Many private orthopaedic practices may find significant challenges to maintaining financial solvency in the future, according to research presented during the 2013 AAOS Annual Meeting by Alberto D. Cuellar, MD. Dr. Cuellar’s Scientific Poster, “The Economic Conundrum of Private Practice Orthopaedic Surgery,” was selected as the overall best poster by the Central Program Committee.
The study analyzes more than a decade of historical financial data from a multispecialty orthopaedic group. During that time, although the number of patient visits per physician increased, the practice’s net income per patient dropped. Income declined less for professional plus ancillary services than it did for professional services alone, suggesting that providing ancillary services may play an important role in stabilizing a practice’s bottom line.
According to Dr. Cuellar, this study raises larger questions about the factors that may affect orthopaedic practices across the country as they attempt to maintain financial solvency and provide orthopaedic care in the future.
Conducting the study
Dr. Cuellar obtained annual financial data (1998–2011), including revenue and costs, from a multi-specialty orthopaedic practice. He calculated net income on a yearly basis for professional services (beginning in 1998) and for professional plus ancillary services (beginning in 2000).

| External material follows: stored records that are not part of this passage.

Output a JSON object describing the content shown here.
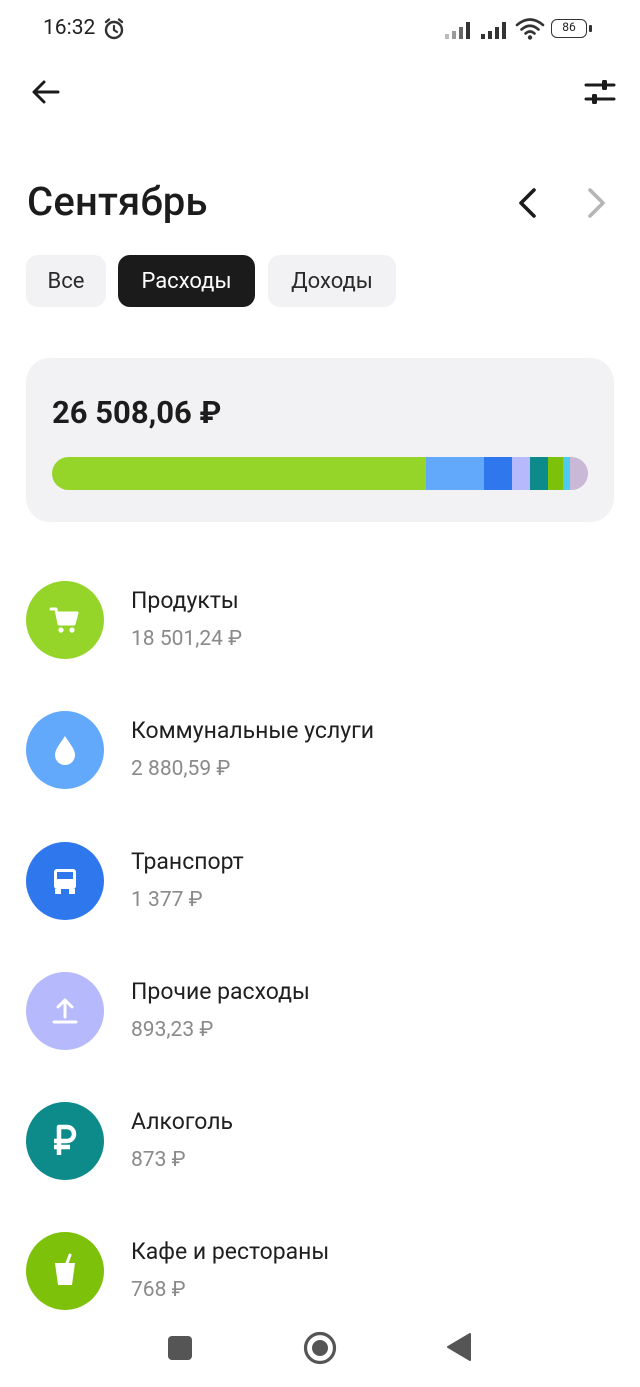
{
  "status_bar": {
    "time": "16:32",
    "battery": "86",
    "icons": [
      "alarm-icon",
      "signal-icon",
      "signal-icon",
      "wifi-icon",
      "battery-icon"
    ]
  },
  "header": {
    "back_icon": "arrow-left-icon",
    "filter_icon": "sliders-icon"
  },
  "month": {
    "title": "Сентябрь",
    "prev_icon": "chevron-left-icon",
    "next_icon": "chevron-right-icon"
  },
  "tabs": [
    {
      "label": "Все",
      "active": false
    },
    {
      "label": "Расходы",
      "active": true
    },
    {
      "label": "Доходы",
      "active": false
    }
  ],
  "summary": {
    "total": "26 508,06 ₽",
    "breakdown": [
      {
        "category": "Продукты",
        "value": 18501.24,
        "color": "#95d52a"
      },
      {
        "category": "Коммунальные услуги",
        "value": 2880.59,
        "color": "#63a9fb"
      },
      {
        "category": "Транспорт",
        "value": 1377,
        "color": "#2f77ec"
      },
      {
        "category": "Прочие расходы",
        "value": 893.23,
        "color": "#b6b9fb"
      },
      {
        "category": "Алкоголь",
        "value": 873,
        "color": "#0d8a8a"
      },
      {
        "category": "Кафе и рестораны",
        "value": 768,
        "color": "#7ec10a"
      },
      {
        "category": "other-1",
        "value": 330,
        "color": "#4fcbf0"
      },
      {
        "category": "other-2",
        "value": 885,
        "color": "#c9b9d6"
      }
    ]
  },
  "categories": [
    {
      "name": "Продукты",
      "amount": "18 501,24 ₽",
      "icon": "cart-icon",
      "color": "#95d52a"
    },
    {
      "name": "Коммунальные услуги",
      "amount": "2 880,59 ₽",
      "icon": "drop-icon",
      "color": "#63a9fb"
    },
    {
      "name": "Транспорт",
      "amount": "1 377 ₽",
      "icon": "truck-icon",
      "color": "#2f77ec"
    },
    {
      "name": "Прочие расходы",
      "amount": "893,23 ₽",
      "icon": "upload-icon",
      "color": "#b6b9fb"
    },
    {
      "name": "Алкоголь",
      "amount": "873 ₽",
      "icon": "ruble-icon",
      "color": "#0d8a8a"
    },
    {
      "name": "Кафе и рестораны",
      "amount": "768 ₽",
      "icon": "cup-icon",
      "color": "#7ec10a"
    }
  ],
  "nav_bar": {
    "icons": [
      "recents-icon",
      "home-icon",
      "back-icon"
    ]
  }
}
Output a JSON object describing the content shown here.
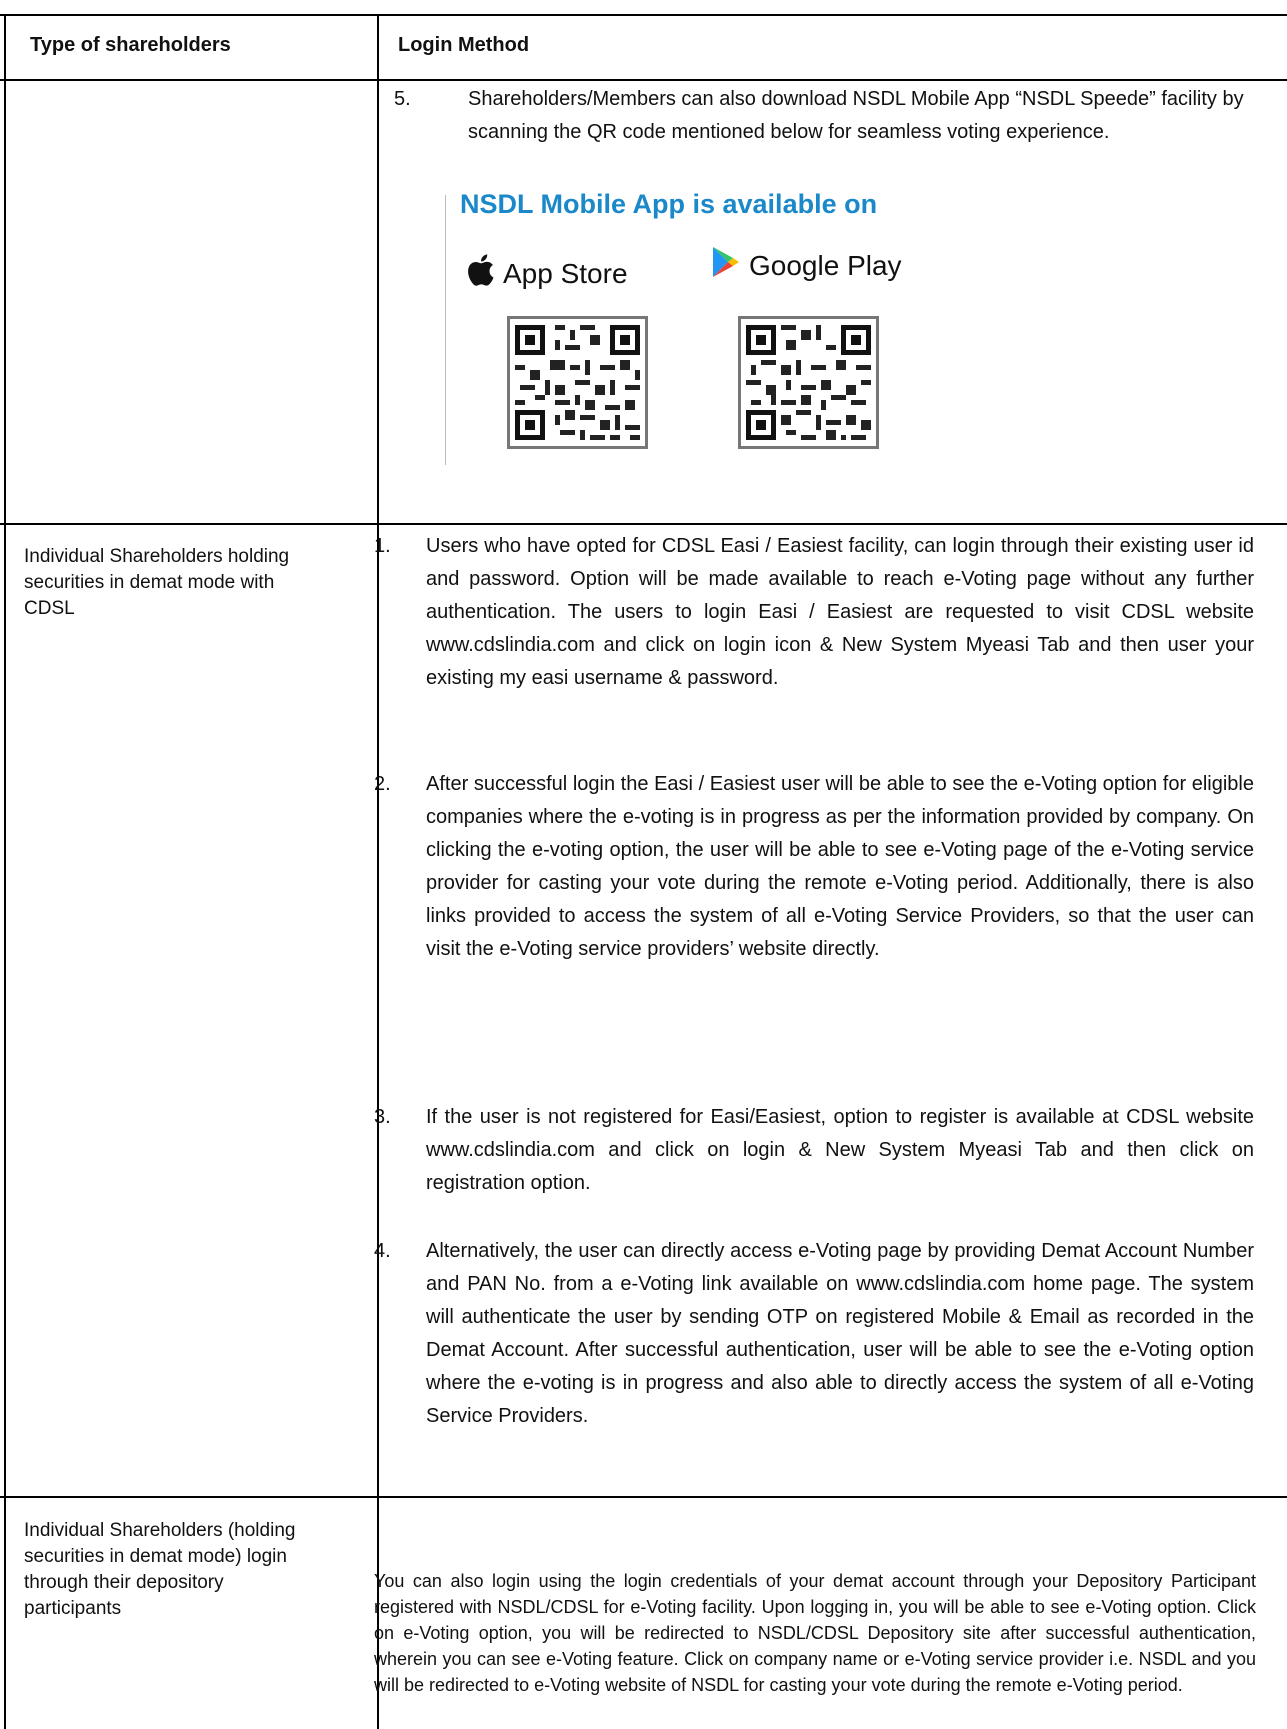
{
  "header": {
    "col1": "Type of shareholders",
    "col2": "Login Method"
  },
  "row_nsdl_app": {
    "item_num": "5.",
    "item_text": "Shareholders/Members can also download NSDL Mobile App “NSDL Speede” facility by scanning the QR code mentioned below for seamless voting experience.",
    "banner_title": "NSDL Mobile App is available on",
    "app_store_label": "App Store",
    "google_play_label": "Google Play",
    "apple_icon": "apple-icon",
    "play_icon": "google-play-icon"
  },
  "row_cdsl": {
    "left_label": "Individual Shareholders holding securities in demat mode with CDSL",
    "items": [
      {
        "num": "1.",
        "text": "Users who have opted for CDSL Easi / Easiest facility, can login through their existing user id and password. Option will be made available to reach e-Voting page without any further authentication. The users to login Easi / Easiest are requested to visit CDSL website www.cdslindia.com and click on login icon & New System Myeasi Tab and then user your existing my easi username & password."
      },
      {
        "num": "2.",
        "text": "After successful login the Easi / Easiest user will be able to see the e-Voting option for eligible companies where the e-voting is in progress as per the information provided by company. On clicking the e-voting option, the user will be able to see e-Voting page of the e-Voting service provider for casting your vote during the remote e-Voting period. Additionally, there is also links provided to access the system of all e-Voting Service Providers, so that the user can visit the e-Voting service providers’ website directly."
      },
      {
        "num": "3.",
        "text": "If the user is not registered for Easi/Easiest, option to register is available at CDSL website www.cdslindia.com and click on login & New System Myeasi Tab and then click on registration option."
      },
      {
        "num": "4.",
        "text": "Alternatively, the user can directly access e-Voting page by providing Demat Account Number and PAN No. from a e-Voting link available on www.cdslindia.com home page. The system will authenticate the user by sending OTP on registered Mobile & Email as recorded in the Demat Account. After successful authentication, user will be able to see the e-Voting option where the e-voting is in progress and also able to directly access the system of all e-Voting Service Providers."
      }
    ]
  },
  "row_dp": {
    "left_label": "Individual Shareholders (holding securities in demat mode) login through their depository participants",
    "text": "You can also login using the login credentials of your demat account through your Depository Participant registered with NSDL/CDSL for e-Voting facility. Upon logging in, you will be able to see e-Voting option. Click on e-Voting option, you will be redirected to NSDL/CDSL Depository site after successful authentication, wherein you can see e-Voting feature. Click on company name or e-Voting service provider i.e. NSDL and you will be redirected to e-Voting website of NSDL for casting your vote during the remote e-Voting period."
  }
}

During the study period, the number of physicians ranged from 9 to 13; in 2011, the practice had eight orthopaedic surgeons, two physiatrists, and one pain management specialist. Ancillary services included imaging (radiography, MRI, and bone density), physical therapy, hand therapy, and durable medical equipment sales. Although the group had ownership interests in both an ambulatory surgical center and a hospital, Dr. Cuellar’s study did not include financial data from either.

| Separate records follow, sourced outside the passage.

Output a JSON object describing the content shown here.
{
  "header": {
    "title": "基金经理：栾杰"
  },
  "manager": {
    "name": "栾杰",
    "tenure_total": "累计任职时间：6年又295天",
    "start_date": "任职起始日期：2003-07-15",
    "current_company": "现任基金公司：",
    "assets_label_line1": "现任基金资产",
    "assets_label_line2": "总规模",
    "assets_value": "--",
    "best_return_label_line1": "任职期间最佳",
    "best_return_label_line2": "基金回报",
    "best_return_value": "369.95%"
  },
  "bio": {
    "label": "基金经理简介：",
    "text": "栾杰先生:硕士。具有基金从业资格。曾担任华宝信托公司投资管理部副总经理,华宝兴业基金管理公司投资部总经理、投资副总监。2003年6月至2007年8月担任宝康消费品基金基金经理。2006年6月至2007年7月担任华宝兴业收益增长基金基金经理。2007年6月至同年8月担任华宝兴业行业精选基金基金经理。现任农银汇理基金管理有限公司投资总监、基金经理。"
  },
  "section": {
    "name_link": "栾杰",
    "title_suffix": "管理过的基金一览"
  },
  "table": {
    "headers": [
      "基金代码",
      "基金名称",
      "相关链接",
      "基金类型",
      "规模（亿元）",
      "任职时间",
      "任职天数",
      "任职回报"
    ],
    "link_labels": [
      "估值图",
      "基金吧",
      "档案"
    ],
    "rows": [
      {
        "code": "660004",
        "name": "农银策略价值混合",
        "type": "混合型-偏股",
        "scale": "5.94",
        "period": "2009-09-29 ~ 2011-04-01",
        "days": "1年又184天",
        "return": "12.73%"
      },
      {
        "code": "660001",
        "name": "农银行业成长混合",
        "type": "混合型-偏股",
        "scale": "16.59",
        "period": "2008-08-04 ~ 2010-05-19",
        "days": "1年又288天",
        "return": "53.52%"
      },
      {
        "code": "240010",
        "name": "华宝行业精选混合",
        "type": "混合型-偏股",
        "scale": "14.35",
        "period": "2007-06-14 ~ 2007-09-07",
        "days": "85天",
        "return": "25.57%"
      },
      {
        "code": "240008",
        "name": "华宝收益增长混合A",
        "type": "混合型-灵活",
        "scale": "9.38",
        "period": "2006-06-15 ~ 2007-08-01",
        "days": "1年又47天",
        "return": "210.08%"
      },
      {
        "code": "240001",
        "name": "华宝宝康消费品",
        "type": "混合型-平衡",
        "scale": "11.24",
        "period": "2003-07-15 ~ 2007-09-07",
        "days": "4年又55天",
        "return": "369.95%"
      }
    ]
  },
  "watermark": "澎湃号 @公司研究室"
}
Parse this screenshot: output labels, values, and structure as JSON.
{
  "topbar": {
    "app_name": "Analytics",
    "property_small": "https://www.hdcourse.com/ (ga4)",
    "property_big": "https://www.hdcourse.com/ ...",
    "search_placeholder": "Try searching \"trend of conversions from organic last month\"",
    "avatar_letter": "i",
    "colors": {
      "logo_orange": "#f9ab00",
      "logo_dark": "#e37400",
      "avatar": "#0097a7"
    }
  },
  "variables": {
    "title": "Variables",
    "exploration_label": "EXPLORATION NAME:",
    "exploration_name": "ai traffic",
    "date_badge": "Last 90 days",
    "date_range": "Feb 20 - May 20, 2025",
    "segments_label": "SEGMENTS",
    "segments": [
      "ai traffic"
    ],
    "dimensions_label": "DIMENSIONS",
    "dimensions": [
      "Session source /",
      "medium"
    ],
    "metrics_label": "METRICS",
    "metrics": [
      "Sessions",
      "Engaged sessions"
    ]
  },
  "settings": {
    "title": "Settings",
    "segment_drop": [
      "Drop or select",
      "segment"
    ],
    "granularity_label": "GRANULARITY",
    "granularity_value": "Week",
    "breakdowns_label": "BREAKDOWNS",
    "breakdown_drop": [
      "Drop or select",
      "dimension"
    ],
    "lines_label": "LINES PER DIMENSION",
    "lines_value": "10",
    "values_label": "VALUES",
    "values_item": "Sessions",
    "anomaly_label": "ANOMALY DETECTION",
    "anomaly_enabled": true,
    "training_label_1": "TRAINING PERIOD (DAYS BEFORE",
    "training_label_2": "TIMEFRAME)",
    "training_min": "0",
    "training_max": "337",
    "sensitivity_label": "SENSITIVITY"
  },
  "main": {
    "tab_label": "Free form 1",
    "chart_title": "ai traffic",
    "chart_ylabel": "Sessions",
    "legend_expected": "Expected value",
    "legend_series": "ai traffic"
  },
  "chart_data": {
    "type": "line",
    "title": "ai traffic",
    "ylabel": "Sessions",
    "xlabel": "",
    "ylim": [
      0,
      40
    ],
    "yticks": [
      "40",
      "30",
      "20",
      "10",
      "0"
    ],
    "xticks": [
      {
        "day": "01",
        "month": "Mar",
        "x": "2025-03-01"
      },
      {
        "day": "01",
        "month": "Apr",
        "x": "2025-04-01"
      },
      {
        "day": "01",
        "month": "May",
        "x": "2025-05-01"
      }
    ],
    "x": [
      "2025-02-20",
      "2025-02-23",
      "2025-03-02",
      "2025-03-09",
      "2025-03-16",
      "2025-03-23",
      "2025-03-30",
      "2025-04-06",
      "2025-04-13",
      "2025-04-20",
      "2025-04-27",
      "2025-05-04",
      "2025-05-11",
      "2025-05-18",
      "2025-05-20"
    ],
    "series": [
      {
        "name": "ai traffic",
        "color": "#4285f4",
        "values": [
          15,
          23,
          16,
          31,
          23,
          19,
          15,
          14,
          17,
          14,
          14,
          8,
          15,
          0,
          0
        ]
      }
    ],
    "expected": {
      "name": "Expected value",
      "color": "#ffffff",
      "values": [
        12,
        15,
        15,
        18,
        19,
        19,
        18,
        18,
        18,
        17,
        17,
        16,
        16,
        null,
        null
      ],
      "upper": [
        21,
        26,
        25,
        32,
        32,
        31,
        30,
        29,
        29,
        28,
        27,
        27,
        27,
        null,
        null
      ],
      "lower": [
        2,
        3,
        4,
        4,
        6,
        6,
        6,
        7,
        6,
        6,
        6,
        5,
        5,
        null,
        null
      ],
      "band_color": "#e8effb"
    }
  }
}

“The data were normalized to annual practice volume derived from the total number of patient office visits,” he explained. “All data were adjusted for inflation and compared on a year-to-year basis.”

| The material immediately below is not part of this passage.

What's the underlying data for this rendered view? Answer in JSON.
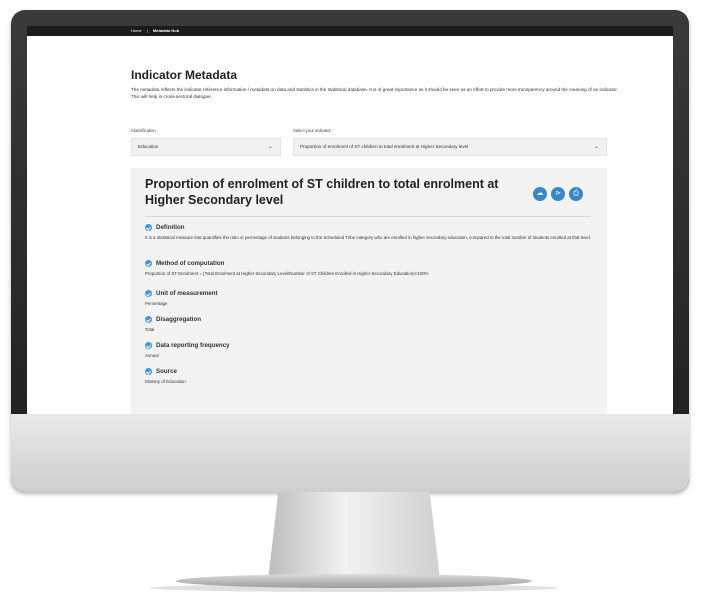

Decreasing net incomes
To determine net income per patient visit, Dr. Cuellar first subtracted the cost of doing business (expenses) from the yearly practice revenue to obtain net income, which in this practice was distributed to the physicians as salaries and bonuses. By dividing net income by the total number of patient visits, he obtained the net income per patient visit. All data were adjusted for inflation.
Between 1998 and 2011, the practice had a total of 659,562 patient visits, with 29.5 percent more office visits per physician in 2011 than in 1998. After adjusting for inflation, however, net income per patient visit for professional services decreased 64 percent, and net income for professional plus ancillary services declined 41 percent.
Linear regression analysis showed a 4.6 percent annual decrease in net practice income for professional services and a 4.7 percent annual decrease in net income for all services (Fig. 1).
According to Dr. Cuellar, the trend of decreasing net income for professional services may be leveling off at a negative 70 percent, and decreasing net income for all services may be leveling off at a negative 50 percent when compared with index years.
A growing trend?
“The United States has the highest level of healthcare spending in the world, both per capita and as a percentage of gross domestic product,” noted Dr. Cuellar. “In addition, U.S. medical inflation remains high—at 4.2 percent. Yet physicians in this study group did not show increased revenue for services that reflected that medical inflation rate.”
Dr. Cuellar found that the group’s annual revenue per patient visit changed minimally, despite recent reductions in Medicare reimbursement. Physicians in this study compensated for net income loss by increasing the number of patient visits. They did this by working more, increasing their efficiency, or both. But inflation, which increased 37 percent during the course of the study, negated the gross financial effects of increased patient volumes.
In addition, he noted, government and insurance companies are compelling medical practices to meet increased regulatory and administrative requirements—many of which are uncompensated or not fully compensated. “Practices essentially pay for compliance with funds from net income,” he said.
In this multispecialty orthopaedic practice, noted Dr. Cuellar, the positive effects of ancillary services may help stabilize deteriorating finances.
“The most concerning fact is that net income from the core business of providing orthopaedic services continues to decline,” he said. “If this model reflects the financial condition of other practices nationwide—and the economic environment worsens—the future ability of orthopaedic surgeons to provide services may be profoundly and negatively impacted.”
To view this as an iPoster (P273), visit http://aaos.posterview.com
Disclosure information: Dr. Cuellar—Biomet, Stryker.